La Soufriere continues to be in an effusive state – meaning – internal eruption continues within the crater.
(By Ernesto Cooke) – As effusive eruptions continue at the La Soufriere volcano on the Caribbean nation of St Vincent and the Grenadines, residents living in the North-Western corridor will continue to see red glowing lights in the night sky.
On Saturday 16th January 2021, chaos erupted in North Leeward shortly after 10 pm. According to information, this was due to what persons claimed was fire coming from La Soufriere volcano.
Professor Richard Robertson stated that the glow would become more distinct over time.
Speaking on state radio, Saturday 16th January 2021, Robertson said he would like to prepare residents living on the volcano’s lower flanks for what he described as a “Red Fiery River”.
“One way in which the dome grows is by pushing out materials onto the outer flanks. You begin to see small rock falls, and that would be noticeable in the day, it looks like dust; however, it would appear as rivers of red fiery material at night”.
Robertson stated the material glows at nights because there is no sunlight.
The dome is glowing; it is not erupting explosively; it is glowing as it has been doing since it first appeared in December of 2020.
“Person could not see it in the earlier stages because it was below the rim of the crater, now as it gets closer to the rim, not quite there yet, but as it gets closer residents will see this glow since the materials being produced is incandescent”, Robertson stated.
Statement Issued By NEMO On Saturday 16th January 2021
There is NO ‘explosive’ eruption at the La Soufrière volcano at this time. Neither has an evacuation order been issued.
La Soufrière continues to have effusive eruptions, as hot magma reaches the surface at extreme temperatures. This appears in the night as fire or a bright red glow above the crater.
The team of scientists continue to monitor activities at the volcano and will advise NEMO accordingly of any changes.

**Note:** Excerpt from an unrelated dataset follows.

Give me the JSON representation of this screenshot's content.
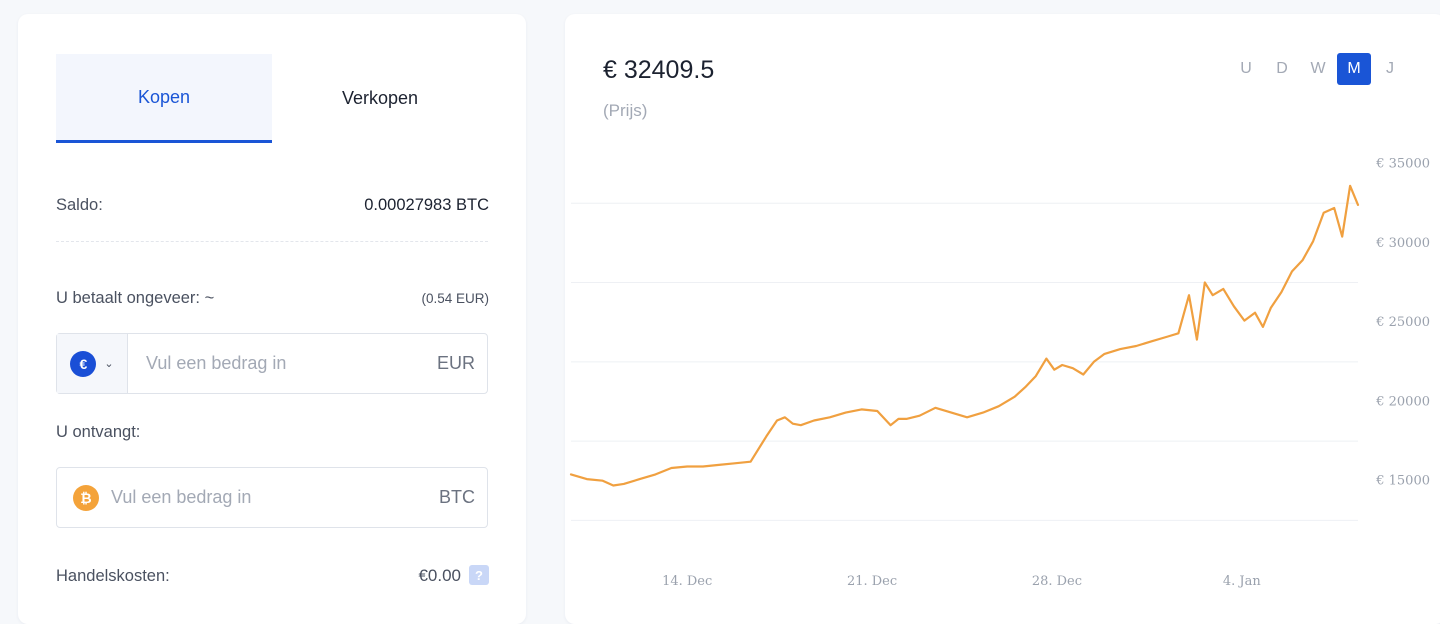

Please continue to listen to official sources: namely NEMO and the UWI Seismic Research Centre for all information relating to the La Soufrière volcano.
There is no correlation between Geothermal Drilling and the effusive eruptions taking place at La Soufriere volcano located on the Southern Caribbean island of St Vincent and the Grenadines.
Persons living in areas close to the volcano should expect strong sulphur smells for several days to weeks, depending on changes in wind direction.
Gas emissions were observed from several areas of the 1979 dome as well as the crater floor through several cracks which have developed.
Damage to the vegetation is extensive within the eastern, southern, and western parts of the inner crater walls.
The damage reported on previously that is occurring along the upper part of the southwestern crater rim has continued to slowly extend downslope.
Helicopter support is being used to access samples of the extrusive materials, airlifting of equipment, surveillance/reconnaissance.
CARICOM countries are on standby to help if evacuation of the island becomes necessary.
All visits to the La Soufriere volcano was suspended with immediate effect on Tuesday 29th December 2020.